“They are not entitled to use your pool whenever they want, plain and simple, and yes, I would also be worried that if something bad did happen, they would blame you, so it’s just not worth for you.”
“The agreement they had with the prior neighbor does not automatically transfer to you.” – Etenial
“They say they have a fence, that the kids are hopping it because they used to have permission. Sounds to me like it’s the parents telling the kids to keep it up.”
“Just ring the guards for trespassing next time and they won’t hop it again. A warning from the police might knock some logic into their brains.” – alaynamul
Others urged the OP to think about the possible liability.
“You have to understand that if those children get hurt in your pool or one of them drowns you are legally responsible.”
“There’s a magic word you can use. Tell the parents that the next time anyone comes in your yard, you were going to charge them with trespassing. What you have told them this they cannot legally come back into your yard.”
“Follow through with calling the police if they do this again. You could lose your home and never be able to own anything again if their children get hurt in your pool.” – milliebarnes
“Call the police for trespassing.”
“Do this every time, and keep a log of the calls yourself, in case the police are careless.”
“Check with an attorney and your home owner’s insurance, also, to find out about legal actions you could take, and to make sure that you are well covered.” – SwedishPunsch
“NTA – The arrangement was with the previous owner, not you.

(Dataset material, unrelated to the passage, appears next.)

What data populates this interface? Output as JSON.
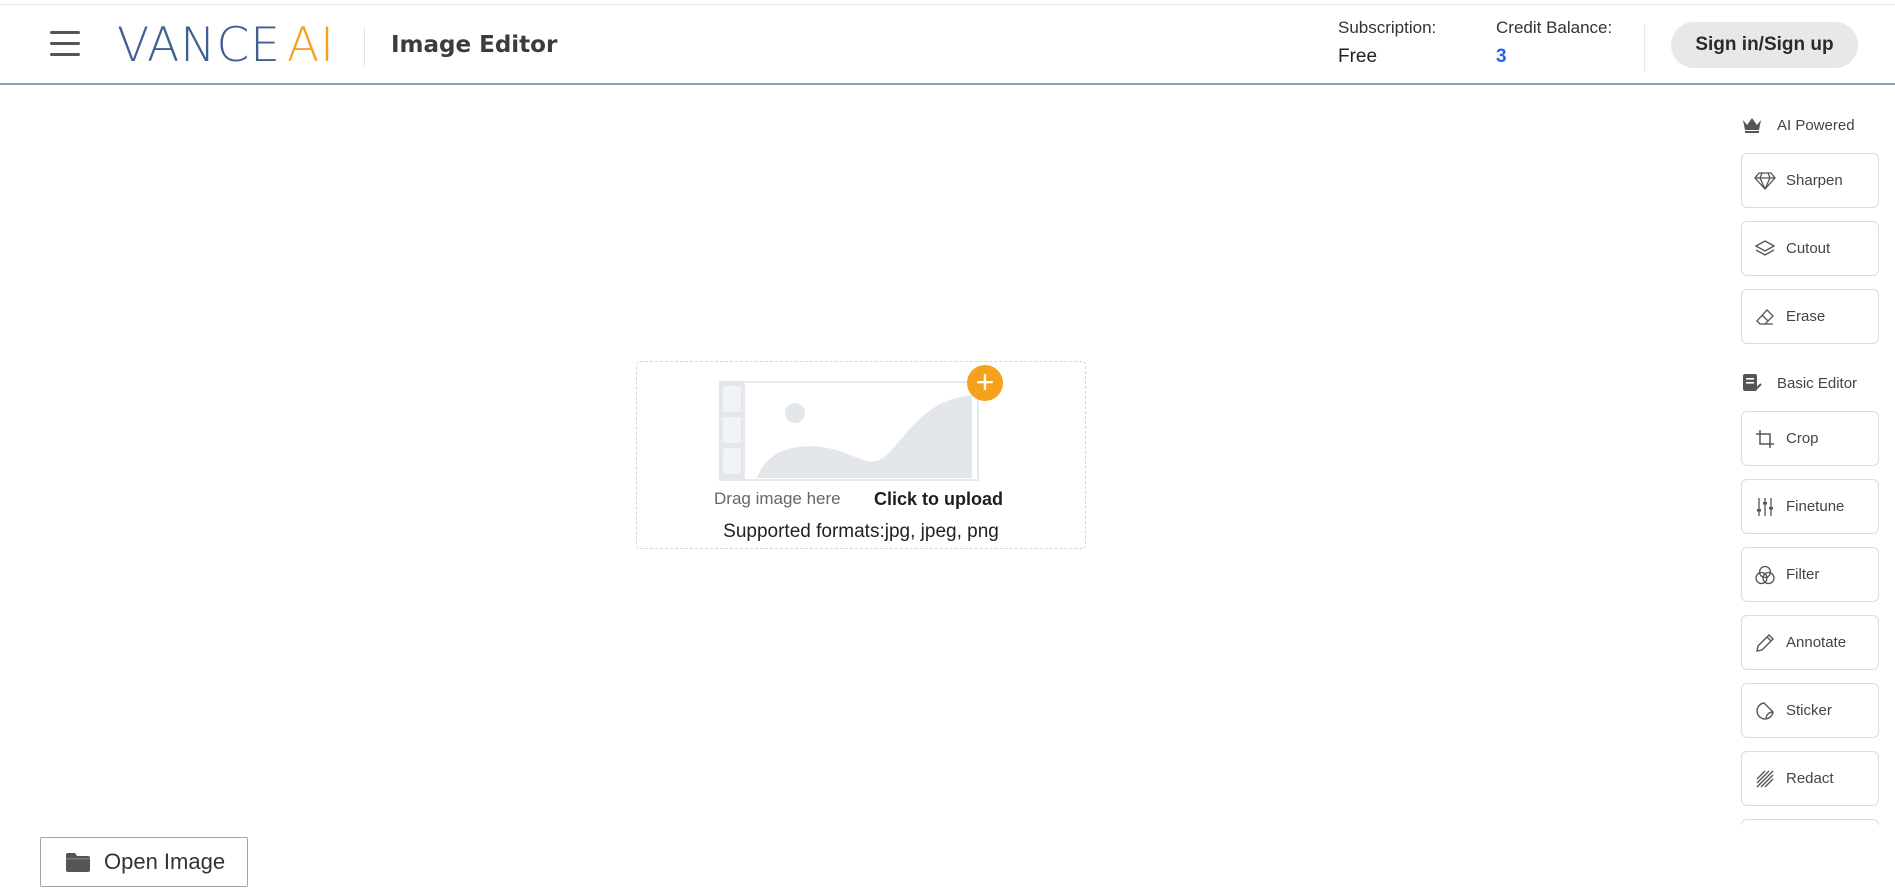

You could be liable if the kids get hurt or worse. They are trespassing. The parents can now learn to tell their kids no and how to respect others’ property.”

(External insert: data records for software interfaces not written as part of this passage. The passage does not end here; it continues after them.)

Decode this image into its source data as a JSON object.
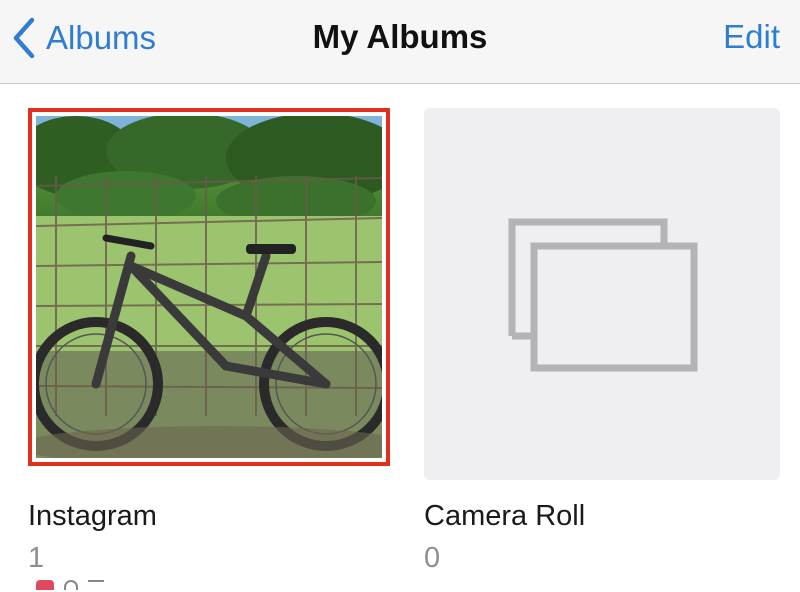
{
  "navbar": {
    "back_label": "Albums",
    "title": "My Albums",
    "edit_label": "Edit"
  },
  "albums": [
    {
      "title": "Instagram",
      "count": "1",
      "thumbnail": "bicycle-photo",
      "selected": true,
      "selection_color": "#e0301e"
    },
    {
      "title": "Camera Roll",
      "count": "0",
      "thumbnail": "empty-album-icon",
      "selected": false
    }
  ],
  "colors": {
    "accent": "#2f7dd1",
    "nav_background": "#f6f6f7",
    "placeholder_background": "#efeff2"
  }
}
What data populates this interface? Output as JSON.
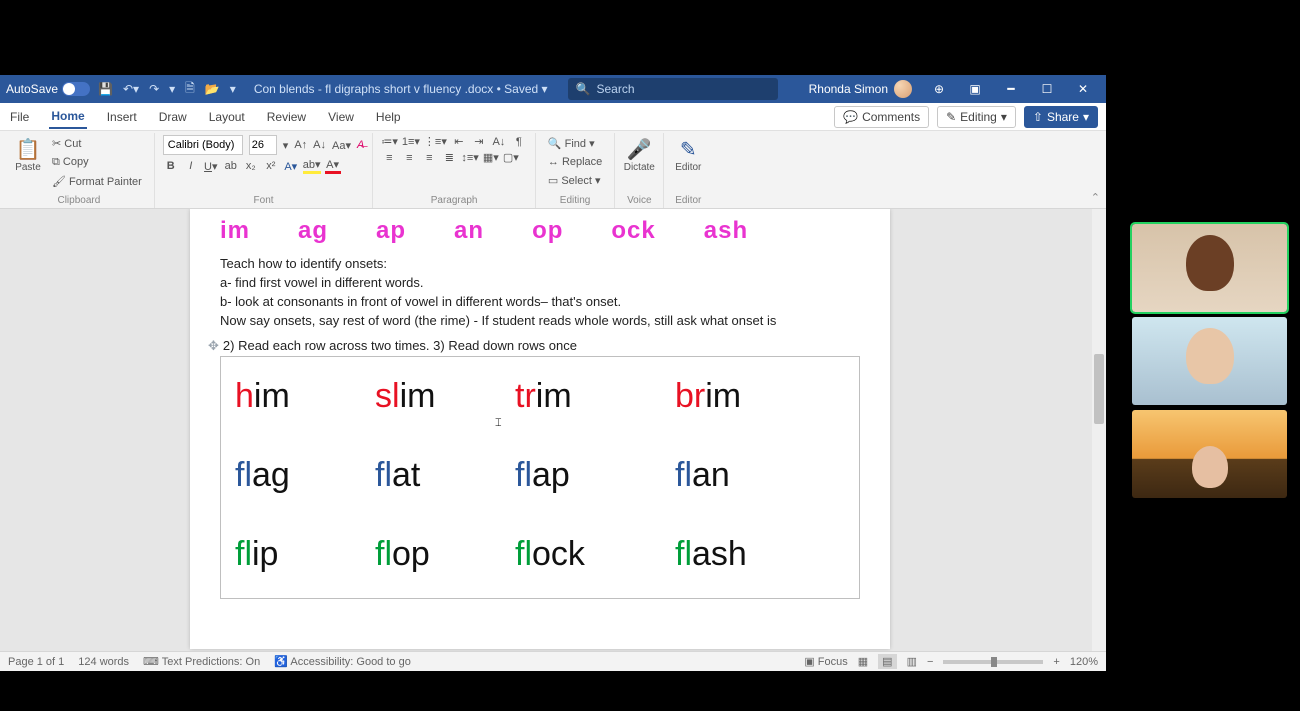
{
  "title_bar": {
    "autosave_label": "AutoSave",
    "doc_title": "Con blends - fl  digraphs short v fluency .docx • Saved ▾",
    "search_placeholder": "Search",
    "user_name": "Rhonda Simon"
  },
  "menu": {
    "file": "File",
    "home": "Home",
    "insert": "Insert",
    "draw": "Draw",
    "layout": "Layout",
    "review": "Review",
    "view": "View",
    "help": "Help",
    "comments": "Comments",
    "editing": "Editing",
    "share": "Share"
  },
  "ribbon": {
    "clipboard": {
      "paste": "Paste",
      "cut": "Cut",
      "copy": "Copy",
      "format_painter": "Format Painter",
      "label": "Clipboard"
    },
    "font": {
      "name_value": "Calibri (Body)",
      "size_value": "26",
      "label": "Font"
    },
    "paragraph": {
      "label": "Paragraph"
    },
    "editing_grp": {
      "find": "Find",
      "replace": "Replace",
      "select": "Select",
      "label": "Editing"
    },
    "voice": {
      "dictate": "Dictate",
      "label": "Voice"
    },
    "editor": {
      "editor": "Editor",
      "label": "Editor"
    }
  },
  "document": {
    "rimes": [
      "im",
      "ag",
      "ap",
      "an",
      "op",
      "ock",
      "ash"
    ],
    "instr_heading": "Teach how to identify onsets:",
    "instr_a": "a- find first vowel in different words.",
    "instr_b": "b- look at consonants in front of vowel in different words– that's onset.",
    "instr_c": "Now say onsets, say rest of word (the rime) - If student reads whole words, still ask what onset is",
    "task_line": "2) Read each row across two times.   3) Read down rows once",
    "rows": [
      [
        {
          "onset": "h",
          "rime": "im",
          "cls": "red"
        },
        {
          "onset": "sl",
          "rime": "im",
          "cls": "red"
        },
        {
          "onset": "tr",
          "rime": "im",
          "cls": "red"
        },
        {
          "onset": "br",
          "rime": "im",
          "cls": "red"
        }
      ],
      [
        {
          "onset": "fl",
          "rime": "ag",
          "cls": "blue"
        },
        {
          "onset": "fl",
          "rime": "at",
          "cls": "blue"
        },
        {
          "onset": "fl",
          "rime": "ap",
          "cls": "blue"
        },
        {
          "onset": "fl",
          "rime": "an",
          "cls": "blue"
        }
      ],
      [
        {
          "onset": "fl",
          "rime": "ip",
          "cls": "green"
        },
        {
          "onset": "fl",
          "rime": "op",
          "cls": "green"
        },
        {
          "onset": "fl",
          "rime": "ock",
          "cls": "green"
        },
        {
          "onset": "fl",
          "rime": "ash",
          "cls": "green"
        }
      ]
    ]
  },
  "status": {
    "page": "Page 1 of 1",
    "words": "124 words",
    "predictions": "Text Predictions: On",
    "accessibility": "Accessibility: Good to go",
    "focus": "Focus",
    "zoom": "120%"
  },
  "video": {
    "tiles": [
      "participant-1",
      "participant-2",
      "participant-3"
    ]
  }
}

“Also, put up a camera on the pool and get video evidence of them trespassing as you may need to go to court if they decide to continue their course of asshole-dome.” – HistoricalInaccurate
“They need a cover. One of the ones that help prevent small animals and children from drowning in it. My parents have had two different houses with pools, each had this type of cover, and each were motor operated and you had to use a key to get it open.”
“So simple solution you close it and pull the key. You’ve locked the pool and you also protect wildlife and children from drowning.” – kawaeri
“Regardless, the police may be able to help the OP out.”
“I had a teenager jumping my fence and the police said due to his age, they can’t really do anything. If we pressed charges, the judge would just throw it out because it’s a kid.”
“They then said they were happy to come to talk to the kid and his parents. I never took them up on it but the offer was there.” – kiwigirlie
“Frankly, if for any reason those kids did actually get hurt they could still sue you for not ensuring the pool is properly secured! Basically, they’d say OP should have known they were able to access it.”
“So you either let them use it (which is absurd, don’t do that, it’s your property and you owe no one an explanation for why they can’t mooch off of your property) and they sue you.”
“Or you say no but don’t reinforce fencing that prevents them from accessing the pool and they still sue you if anything happened.”
“Get a secure fence and gate. PUT UP A NO TRESPASSING SIGN. Then call the police when they trespass.”
“You must TELL them they are trespassing and you want them off your property and/or you just put up a sign (check your local laws).”
“You being meek or trying to be diplomatic is actually making this harder.”
“Once they’ve trespassed (which is when you call the police and they cite them for trespassing) – then if they still break into your pool or property and get hurt, it protects you.”
“NTA” – Philstwin
Pools are meant to be fun, but there’s a time and a place to use them, and more often than not, one of the places not to expect to enjoy one is the one in the neighbor’s backyard.
Not only would the OP, in this case, be potentially liable for anything that happened to the children while trespassing, but it was their pool, which meant they needed to use it in a way that made them feel comfortable.